[Start of section]

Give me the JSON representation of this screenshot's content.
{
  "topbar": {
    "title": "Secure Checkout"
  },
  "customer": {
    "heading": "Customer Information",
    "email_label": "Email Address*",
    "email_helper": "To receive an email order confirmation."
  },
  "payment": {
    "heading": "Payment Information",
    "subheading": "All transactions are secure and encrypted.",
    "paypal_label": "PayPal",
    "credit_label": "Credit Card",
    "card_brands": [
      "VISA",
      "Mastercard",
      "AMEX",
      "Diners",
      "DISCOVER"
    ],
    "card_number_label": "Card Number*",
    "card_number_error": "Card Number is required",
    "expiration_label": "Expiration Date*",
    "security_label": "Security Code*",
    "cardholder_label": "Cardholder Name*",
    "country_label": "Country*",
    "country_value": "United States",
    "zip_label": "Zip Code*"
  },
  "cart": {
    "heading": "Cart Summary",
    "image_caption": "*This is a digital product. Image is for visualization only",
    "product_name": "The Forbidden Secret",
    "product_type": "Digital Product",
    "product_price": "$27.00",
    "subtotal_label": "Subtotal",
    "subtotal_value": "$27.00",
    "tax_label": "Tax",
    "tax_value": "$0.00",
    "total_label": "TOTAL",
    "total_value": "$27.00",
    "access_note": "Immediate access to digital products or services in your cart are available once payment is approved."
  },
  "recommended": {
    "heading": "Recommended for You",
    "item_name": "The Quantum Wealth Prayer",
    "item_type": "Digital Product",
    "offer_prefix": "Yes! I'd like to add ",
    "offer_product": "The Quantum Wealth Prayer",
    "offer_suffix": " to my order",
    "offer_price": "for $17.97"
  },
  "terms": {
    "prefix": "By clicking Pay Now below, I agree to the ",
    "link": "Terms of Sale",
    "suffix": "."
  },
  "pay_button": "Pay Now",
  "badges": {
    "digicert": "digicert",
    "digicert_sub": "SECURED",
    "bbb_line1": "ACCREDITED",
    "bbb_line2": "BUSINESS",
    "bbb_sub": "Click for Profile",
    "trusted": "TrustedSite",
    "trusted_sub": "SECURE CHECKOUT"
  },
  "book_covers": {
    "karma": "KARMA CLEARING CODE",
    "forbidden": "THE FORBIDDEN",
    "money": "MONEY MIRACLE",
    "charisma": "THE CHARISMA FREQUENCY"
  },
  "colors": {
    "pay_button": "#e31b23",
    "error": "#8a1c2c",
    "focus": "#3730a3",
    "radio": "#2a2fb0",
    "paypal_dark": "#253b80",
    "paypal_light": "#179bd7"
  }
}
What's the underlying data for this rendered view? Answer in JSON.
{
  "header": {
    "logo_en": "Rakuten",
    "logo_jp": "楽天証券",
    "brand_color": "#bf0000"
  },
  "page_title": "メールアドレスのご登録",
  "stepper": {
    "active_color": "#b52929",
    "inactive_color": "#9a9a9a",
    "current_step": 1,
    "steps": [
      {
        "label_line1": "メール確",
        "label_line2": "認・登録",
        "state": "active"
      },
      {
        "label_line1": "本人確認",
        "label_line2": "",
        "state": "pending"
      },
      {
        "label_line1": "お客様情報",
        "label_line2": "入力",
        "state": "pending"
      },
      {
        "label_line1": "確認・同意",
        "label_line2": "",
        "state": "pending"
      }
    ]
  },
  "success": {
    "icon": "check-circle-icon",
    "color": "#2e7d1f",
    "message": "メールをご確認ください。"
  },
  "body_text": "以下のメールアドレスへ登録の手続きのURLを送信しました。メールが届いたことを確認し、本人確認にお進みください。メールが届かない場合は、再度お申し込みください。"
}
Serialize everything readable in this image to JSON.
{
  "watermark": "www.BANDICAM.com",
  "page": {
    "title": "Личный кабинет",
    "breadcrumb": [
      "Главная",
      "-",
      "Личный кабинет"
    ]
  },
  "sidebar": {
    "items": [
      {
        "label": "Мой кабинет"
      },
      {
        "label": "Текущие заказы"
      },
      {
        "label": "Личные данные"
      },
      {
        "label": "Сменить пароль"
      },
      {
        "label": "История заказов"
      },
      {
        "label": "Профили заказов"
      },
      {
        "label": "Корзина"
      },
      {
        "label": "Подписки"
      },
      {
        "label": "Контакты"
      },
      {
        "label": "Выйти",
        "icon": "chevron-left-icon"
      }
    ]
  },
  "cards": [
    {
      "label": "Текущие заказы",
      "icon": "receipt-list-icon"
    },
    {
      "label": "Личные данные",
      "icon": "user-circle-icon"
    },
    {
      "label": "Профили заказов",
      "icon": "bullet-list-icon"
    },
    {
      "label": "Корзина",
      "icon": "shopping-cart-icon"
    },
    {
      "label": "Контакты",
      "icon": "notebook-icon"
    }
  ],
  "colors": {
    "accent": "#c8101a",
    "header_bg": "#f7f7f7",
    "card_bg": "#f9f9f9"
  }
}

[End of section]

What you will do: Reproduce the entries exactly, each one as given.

Task output:
Give me the JSON representation of this screenshot's content.
{
  "topbar": {
    "title": "Secure Checkout"
  },
  "customer": {
    "heading": "Customer Information",
    "email_label": "Email Address*",
    "email_helper": "To receive an email order confirmation."
  },
  "payment": {
    "heading": "Payment Information",
    "subheading": "All transactions are secure and encrypted.",
    "paypal_label": "PayPal",
    "credit_label": "Credit Card",
    "card_brands": [
      "VISA",
      "Mastercard",
      "AMEX",
      "Diners",
      "DISCOVER"
    ],
    "card_number_label": "Card Number*",
    "card_number_error": "Card Number is required",
    "expiration_label": "Expiration Date*",
    "security_label": "Security Code*",
    "cardholder_label": "Cardholder Name*",
    "country_label": "Country*",
    "country_value": "United States",
    "zip_label": "Zip Code*"
  },
  "cart": {
    "heading": "Cart Summary",
    "image_caption": "*This is a digital product. Image is for visualization only",
    "product_name": "The Forbidden Secret",
    "product_type": "Digital Product",
    "product_price": "$27.00",
    "subtotal_label": "Subtotal",
    "subtotal_value": "$27.00",
    "tax_label": "Tax",
    "tax_value": "$0.00",
    "total_label": "TOTAL",
    "total_value": "$27.00",
    "access_note": "Immediate access to digital products or services in your cart are available once payment is approved."
  },
  "recommended": {
    "heading": "Recommended for You",
    "item_name": "The Quantum Wealth Prayer",
    "item_type": "Digital Product",
    "offer_prefix": "Yes! I'd like to add ",
    "offer_product": "The Quantum Wealth Prayer",
    "offer_suffix": " to my order",
    "offer_price": "for $17.97"
  },
  "terms": {
    "prefix": "By clicking Pay Now below, I agree to the ",
    "link": "Terms of Sale",
    "suffix": "."
  },
  "pay_button": "Pay Now",
  "badges": {
    "digicert": "digicert",
    "digicert_sub": "SECURED",
    "bbb_line1": "ACCREDITED",
    "bbb_line2": "BUSINESS",
    "bbb_sub": "Click for Profile",
    "trusted": "TrustedSite",
    "trusted_sub": "SECURE CHECKOUT"
  },
  "book_covers": {
    "karma": "KARMA CLEARING CODE",
    "forbidden": "THE FORBIDDEN",
    "money": "MONEY MIRACLE",
    "charisma": "THE CHARISMA FREQUENCY"
  },
  "colors": {
    "pay_button": "#e31b23",
    "error": "#8a1c2c",
    "focus": "#3730a3",
    "radio": "#2a2fb0",
    "paypal_dark": "#253b80",
    "paypal_light": "#179bd7"
  }
}
What's the underlying data for this rendered view? Answer in JSON.
{
  "header": {
    "logo_en": "Rakuten",
    "logo_jp": "楽天証券",
    "brand_color": "#bf0000"
  },
  "page_title": "メールアドレスのご登録",
  "stepper": {
    "active_color": "#b52929",
    "inactive_color": "#9a9a9a",
    "current_step": 1,
    "steps": [
      {
        "label_line1": "メール確",
        "label_line2": "認・登録",
        "state": "active"
      },
      {
        "label_line1": "本人確認",
        "label_line2": "",
        "state": "pending"
      },
      {
        "label_line1": "お客様情報",
        "label_line2": "入力",
        "state": "pending"
      },
      {
        "label_line1": "確認・同意",
        "label_line2": "",
        "state": "pending"
      }
    ]
  },
  "success": {
    "icon": "check-circle-icon",
    "color": "#2e7d1f",
    "message": "メールをご確認ください。"
  },
  "body_text": "以下のメールアドレスへ登録の手続きのURLを送信しました。メールが届いたことを確認し、本人確認にお進みください。メールが届かない場合は、再度お申し込みください。"
}
Serialize everything readable in this image to JSON.
{
  "watermark": "www.BANDICAM.com",
  "page": {
    "title": "Личный кабинет",
    "breadcrumb": [
      "Главная",
      "-",
      "Личный кабинет"
    ]
  },
  "sidebar": {
    "items": [
      {
        "label": "Мой кабинет"
      },
      {
        "label": "Текущие заказы"
      },
      {
        "label": "Личные данные"
      },
      {
        "label": "Сменить пароль"
      },
      {
        "label": "История заказов"
      },
      {
        "label": "Профили заказов"
      },
      {
        "label": "Корзина"
      },
      {
        "label": "Подписки"
      },
      {
        "label": "Контакты"
      },
      {
        "label": "Выйти",
        "icon": "chevron-left-icon"
      }
    ]
  },
  "cards": [
    {
      "label": "Текущие заказы",
      "icon": "receipt-list-icon"
    },
    {
      "label": "Личные данные",
      "icon": "user-circle-icon"
    },
    {
      "label": "Профили заказов",
      "icon": "bullet-list-icon"
    },
    {
      "label": "Корзина",
      "icon": "shopping-cart-icon"
    },
    {
      "label": "Контакты",
      "icon": "notebook-icon"
    }
  ],
  "colors": {
    "accent": "#c8101a",
    "header_bg": "#f7f7f7",
    "card_bg": "#f9f9f9"
  }
}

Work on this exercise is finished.